The world has moved on from Bill Clinton’s infamous line 26 years ago that, though he may have experimented with marijuana in his youth, he never inhaled.
Yesterday, international development secretary and Tory leadership hopeful Rory Stewart told Sky News that he made a “very stupid mistake” by smoking opium at a wedding in Iran 15 years ago.
Stewart’s confession and apology was a PR masterstroke on multiple levels. Admission of drug use makes him seem like a normal guy, even if opium is a few rungs up the ladder from weed.
The drug in question is exotic enough to stick in the mind, both playing into the image of a man who really belongs in a different century and distancing this episode firmly from the grimy reality of drug use in modern Britain.
The detail about the wedding in Iran is a casual reminder of Stewart’s unusual past and diplomatic CV that puts any rival hoping to challenge him on foreign policy to shame.
Why was he even in the Middle East, one might ask, sending us down the rabbit hole of an impressive career which includes running an Iraqi province at the age of 30.
Finally, lest we get too carried away with these Lawrence-of-Arabia vibes, admitting that he shouldn’t have done it reminds us that, despite his well-travelled past, Stewart is still a grown-up, who seems to have taken drugs out of a very British desire to appear polite and culturally sensitive. Genius.

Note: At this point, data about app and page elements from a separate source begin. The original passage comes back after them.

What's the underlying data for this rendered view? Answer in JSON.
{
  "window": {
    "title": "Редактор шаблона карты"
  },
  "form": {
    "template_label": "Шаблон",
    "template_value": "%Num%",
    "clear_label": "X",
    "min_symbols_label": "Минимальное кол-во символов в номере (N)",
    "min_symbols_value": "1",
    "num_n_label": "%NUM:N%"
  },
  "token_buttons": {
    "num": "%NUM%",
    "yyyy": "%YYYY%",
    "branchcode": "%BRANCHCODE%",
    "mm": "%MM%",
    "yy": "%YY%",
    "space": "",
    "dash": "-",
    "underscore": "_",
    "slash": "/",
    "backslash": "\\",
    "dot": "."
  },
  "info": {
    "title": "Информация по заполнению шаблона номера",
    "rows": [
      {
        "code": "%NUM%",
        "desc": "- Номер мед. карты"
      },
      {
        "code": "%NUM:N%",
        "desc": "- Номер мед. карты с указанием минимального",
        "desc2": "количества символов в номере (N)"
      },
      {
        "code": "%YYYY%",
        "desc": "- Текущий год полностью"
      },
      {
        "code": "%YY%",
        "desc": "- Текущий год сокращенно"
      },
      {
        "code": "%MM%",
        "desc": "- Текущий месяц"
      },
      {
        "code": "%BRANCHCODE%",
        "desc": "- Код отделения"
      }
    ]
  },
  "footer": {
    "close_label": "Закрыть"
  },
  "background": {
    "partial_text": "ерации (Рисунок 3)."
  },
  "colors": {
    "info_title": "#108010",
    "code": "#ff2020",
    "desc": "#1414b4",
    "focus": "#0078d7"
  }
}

Politicians often struggle with this kind of breezy attempt to reassure the public that they are actually human. Hitting the balance between robotically boring (Theresa May’s “naughty” story about running through a field of wheat) and outrage-inducing (Michael Heseltine’s reminiscence about strangling a dog) is a challenge.
And social media is not quick to forgive if you misstep – think of Jeremy Hunt getting his wife’s nationality wrong under pressure, or the photo of James Brokenshire’s four-oven kitchen that took over political Twitter.
In fact, there’s really only one leadership hopeful who has this authenticity act down to an art form, who can brush off any gaffe, walk through any scandal, and still appear the kind of guy you could be mates with: Boris Johnson.
His dominance as a frontrunner has been demonstrated again and again this week by the way in which other candidates keep trying to steal his turf or use his blunders to make themselves look better in comparison.
Matt Hancock, for example, has made a play to one of the most traditional Tory bases of all, saying that his party should be “backing business, not bashing business” and alluding to Boris’ infamous “f*ck business” comment.
Esther McVey, meanwhile, has gone after the right of the party (who love Boris) by wading into the row over children being taught about LGBT issues at school, saying that “parents know best”.
And Dominic Raab, itching to buff up his Brexit credentials, has promised that parliament won’t stop him going for no-deal.
Their efforts, however, have all been overshadowed by this week’s latest BoJo drama.
The news that the former foreign secretary must appear in court over an alleged lie (that the UK sent £350m a week to the EU and could send that to the NHS instead) he told during the referendum campaign must have come as music to his ears.
On the one hand, it allows Boris to play the martyr, ruthlessly persecuted for an exaggeration which, while misleading, is standard spin for politicians of all parties.
On the other, it reminds everyone that he was a leading figure in the campaign, and one of the individuals most responsible for the Brexit result. To a party quaking at the spectre of Nigel Farage in the wake of the European elections, this could not have come at a more opportune moment.
And so, with over a week to go before the first round even begins, Boris remains the clear favourite.
But here is where things get interesting. The structure of this leadership contest, in which MPs whittle down the candidates and put the top two to Tory members in a run-off, leaves space for one moderate finalist against one die-hard Brexiteer.
Boris has currently reserved the Brexit spot, and contenders like Raab, McVey, Andrea Leadsom and Michael Gove are jostling to take it off him. They may yet do so.
Given the backstabbing and false starts we saw in the 2016 race, and the fierce competition among candidates to out-Brexit one another, it’s not inconceivable that one of them will conquer Boris.
On the soft-Brexit side, heavyweights like Sajid Javid and Jeremy Hunt have both got off to shaky starts. Despite their substantial political status, they are currently trailing – wait for it – Stewart, of all people, on the bookies’ leaderboard.
It is in fact Stewart, who has come out passionately against no-deal and decimated the case for trading on WTO terms in meticulous detail, who has the best odds right now of being the moderate finalist.
Could he beat Boris in a run-off? Highly unlikely.
But were the frontrunner to get knifed by a Brexiteer rival or stumble under the weight of public expectation, we could end up with a final that pits an expert strategist with novelty, quirk, and scruffy schoolboy good looks on his side against one of the tired, unengaging faces of a three-year Brexit battle that the public is utterly sick of.
And if that happens, my money’s on the opium smoker.